By Heidi Simmons
I often wonder just how many innocent people are on death row? I’m one who doesn’t have a lot of faith in the judicial system. I want to, but it’s difficult. It seems those who represent the “law” are not always interested in discovering the truth or protecting freedom. Rather, they create an emotional and demonizing narrative and ignore evidence to fit their biases and agendas just to get a conviction.
In Angela Pisel’s debut novel, With Love From the Inside (G.P. Putnam’s Sons, 312 pages) a mother facing her execution, struggles to reconnect with her estranged daughter.
The story unfolds as the chapters switch back and forth between Grace Bradshaw and her married daughter Sophie Logan. Grace is on death row for killing her infant son William. She was convicted of murder via Munchausen by proxy when Sophie was just 11 years old.
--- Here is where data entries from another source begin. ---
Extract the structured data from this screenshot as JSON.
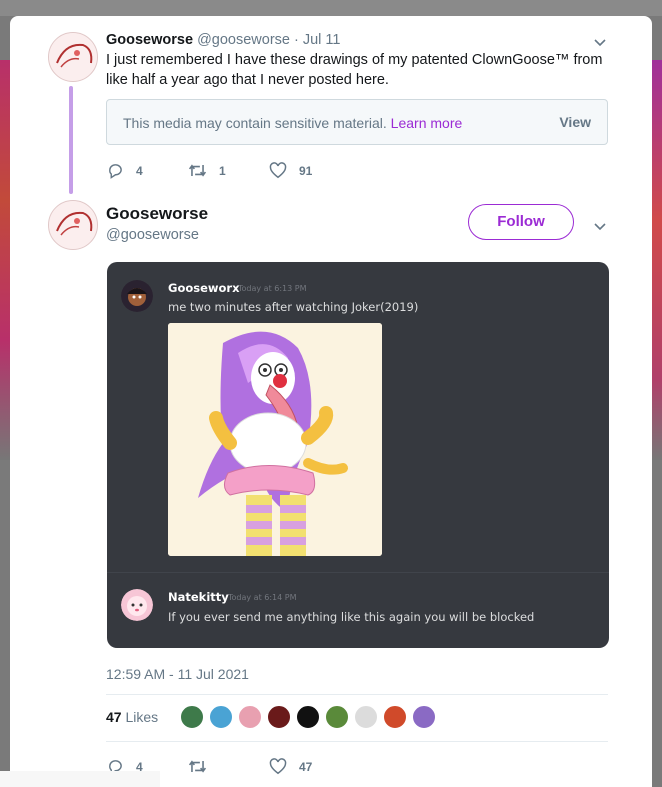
{
  "parent_tweet": {
    "display_name": "Gooseworse",
    "handle": "@gooseworse",
    "date": "· Jul 11",
    "text": "I just remembered I have these drawings of my patented ClownGoose™ from like half a year ago that I never posted here.",
    "sensitive": {
      "message": "This media may contain sensitive material.",
      "learn_more": "Learn more",
      "view": "View"
    },
    "actions": {
      "replies": "4",
      "retweets": "1",
      "likes": "91"
    }
  },
  "main_tweet": {
    "display_name": "Gooseworse",
    "handle": "@gooseworse",
    "follow_label": "Follow",
    "timestamp": "12:59 AM - 11 Jul 2021",
    "likes_count": "47",
    "likes_label": "Likes",
    "actions": {
      "replies": "4",
      "retweets": "",
      "likes": "47"
    }
  },
  "discord": {
    "messages": [
      {
        "author": "Gooseworx",
        "time": "Today at 6:13 PM",
        "text": "me two minutes after watching Joker(2019)"
      },
      {
        "author": "Natekitty",
        "time": "Today at 6:14 PM",
        "text": "If you ever send me anything like this again you will be blocked"
      }
    ]
  },
  "liker_colors": [
    "#3e7a4a",
    "#4aa3d4",
    "#e8a0b0",
    "#6a1a1a",
    "#111111",
    "#5a8a3a",
    "#dcdcdc",
    "#d04a2a",
    "#8a6ac4"
  ],
  "colors": {
    "accent": "#9b2bd4",
    "thread_line": "#c59ee8",
    "discord_bg": "#36393f"
  }
}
Sophie and her father visited her mother in prison up until her father died of a heart attack. Sophie was 18 and just finishing high school. Her father always believed in his wife’s innocence. When Sophie went off to college, she left her life behind and never looked back.
Married to a respected plastic surgeon, Sophie’s life seems pretty good, but images and memories slide back now and then. Her husband only knows that Sophie has no family and that both her parents are dead.
Grace’s legal appeals have run out and her execution date is set. The new Governor is a hardliner who campaigned on promising to see those on death row executed for their crimes. Afraid she will never hear from her daughter, Grace writes in a journal in hopes one day her daughter will not hate her, but instead forgive her.
Although Sophie’s life seems perfect, her husband may be having an affair and she may be pregnant. And she’s about to turn 30. So when her mother’s attorney finally finds her, Sophie reluctantly reaches out.
Confronted with her past, Sophie must now tell her husband the truth about her mother. But what is the truth? Did her mother kill her baby brother? If she was truly mentally ill, why didn’t she kill Sophie? And Sophie only has good memories of a loving mother.
Stumbling upon a possible explanation for her baby brother’s death, Sophie comes clean and tells her husband the truth about her past in hopes together may get her mother’s sentence overturned.
I somewhat liked how the story unfolds as the reader learns about the two main characters. That said, the prose are over-written, over-descriptive and pretentious. There are too many things that don’t move this story forward and do not help the reader understand the turmoil these two women are going through.
I don’t care that she has a “Coach” bag or wears “Elizabeth Ardin” and sips some fluffy drink from Starbucks — unless it tells the reader something about Sophie’s state of mind.
Sophie’s dilemma and detachment held my attention. She didn’t seem to mind that her husband was having an affair. This intrigued me. It didn’t just seem like denial, but that her aloofness and distance might be a direct result of her being abandoned as a child.
Same thing with Grace. There is never any outrage or mental breakdowns as she waits to find out if the Governor will deliver a stay of execution. She is strangely detached. But maybe that is just how it is or proof of Munchausen.
I liked the relationship between Sophie and Max, a sick little boy whose mother has abandoned him. This relationship helps motivate Sophie and reveals a woman with a heart. Otherwise she seems like a shell of a person. I wondered why her handsome, smart, rich, wonderful husband fell in love with Sophie. What is special about her? I can’t answer that, nor does the book.
Overall, there are some powerful moments of reconciliation that were moving. And there are moments of genuine wisdom. The author is a therapist and life coach. We all have parents and our lives are forever intertwined, so there is a time to make peace. Hopefully, it can be done before they pass. Perhaps “love from the inside” is all we have to share.
It is frightening to think how easy it is to make a case against someone and make it stick without regard for the truth or evidence. How quickly people can turn against someone accused. There is still so much we don’t know about the world. At the very least, the law provides reasonable doubt.